The advocacy group No More Slumlords organized the vigil, calling on city leaders to take action against negligent property owners.
The Fresno Bee investigated substandard housing in a special report in May. “Living in Misery” found that many of the city’s poorest and most vulnerable residents live in unhealthy and unsafe conditions.
Anna Wells, a volunteer with No More Slumlords, told the small crowd that they need to continue demanding change.
“The problem is not over,” she said. “It is a systemic issue that needs to be addressed. We need you to keep using your voice.”
Kasey Tate, 26, performed a spoken word poem detailing the types of conditions people endure.

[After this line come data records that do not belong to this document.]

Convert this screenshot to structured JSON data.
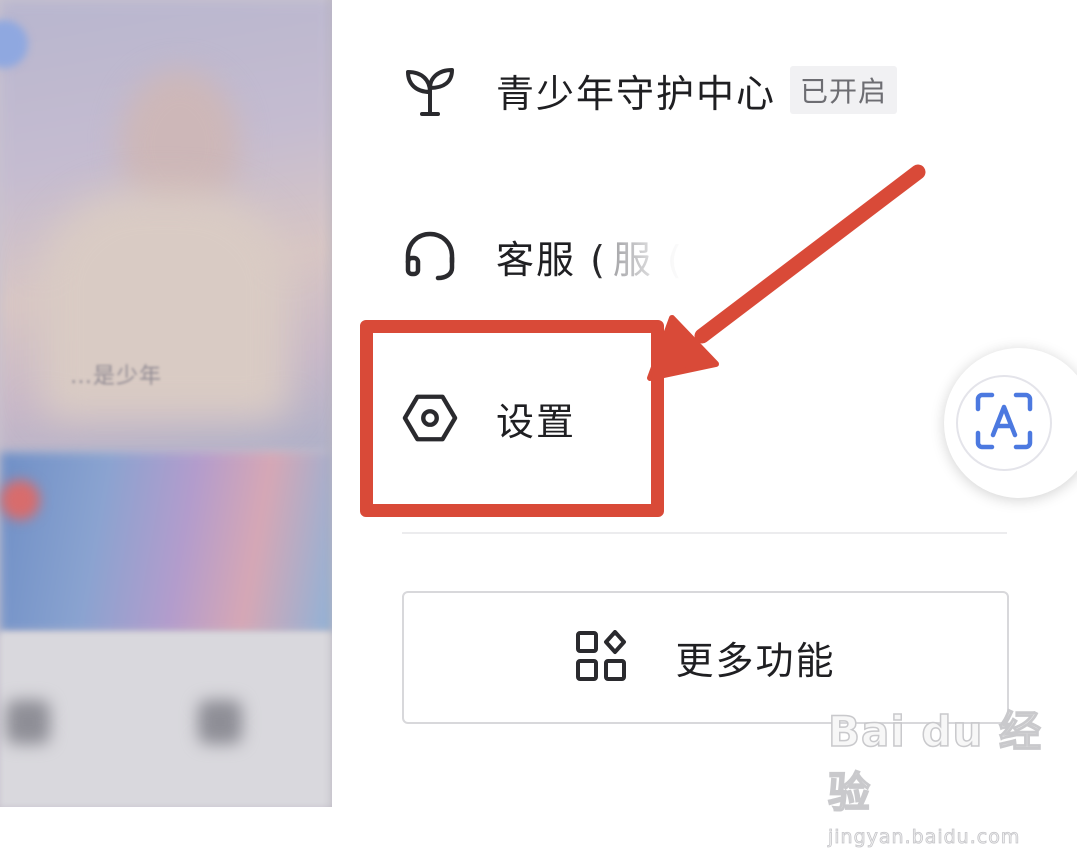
{
  "background": {
    "caption": "…是少年"
  },
  "menu": {
    "items": [
      {
        "label": "青少年守护中心",
        "badge": "已开启",
        "icon": "sprout-icon"
      },
      {
        "label": "客服 (",
        "label_faded": "服 (",
        "icon": "headset-icon"
      },
      {
        "label": "设置",
        "icon": "settings-hexagon-icon"
      }
    ],
    "more_button": {
      "label": "更多功能",
      "icon": "apps-grid-icon"
    }
  },
  "floating_button": {
    "icon": "text-recognition-icon",
    "glyph": "A"
  },
  "annotation": {
    "color": "#d94a38",
    "target": "设置"
  },
  "watermark": {
    "logo": "Bai du 经验",
    "url": "jingyan.baidu.com"
  }
}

She said Fresnans need to work together to stop property owners from taking advantage of vulnerable residents.
“You either choose to help or you choose to knowingly allow these abuses,” she said. “No more excuses.”
Ashley Cortes, who founded No More Slumlords with her husband Sergio, said her goal is to keep pressure on leaders and get people excited about advocacy.
Cortes said she and her husband lived in a substandard apartment for four years. “We had roof leaks, we had an infestation of cockroaches and mice, our heater didn’t work and our A/C struggled to work in the summer,” she said.
They would call their property management company, and either no one would show up or the maintenance worker who did come wouldn’t fix the issue. That experience spurred the couple to start the housing advocacy group, once they realized they were far from alone in dealing with substandard conditions.
Esperanza Lopez, 39, spoke about her former living conditions. The mother of three said her apartment in the Lowell neighborhood was full of cockroaches that fell into her hair when she would open cabinets. Her ceiling caved in over her shower twice in the same year.
Lopez said many landlords wouldn’t rent to her because she had a prior eviction. She felt stuck.
“It’s like being a prisoner with no bars,” she said.
Lopez moved to a clean, safe apartment in November. Now, she said, she feels free.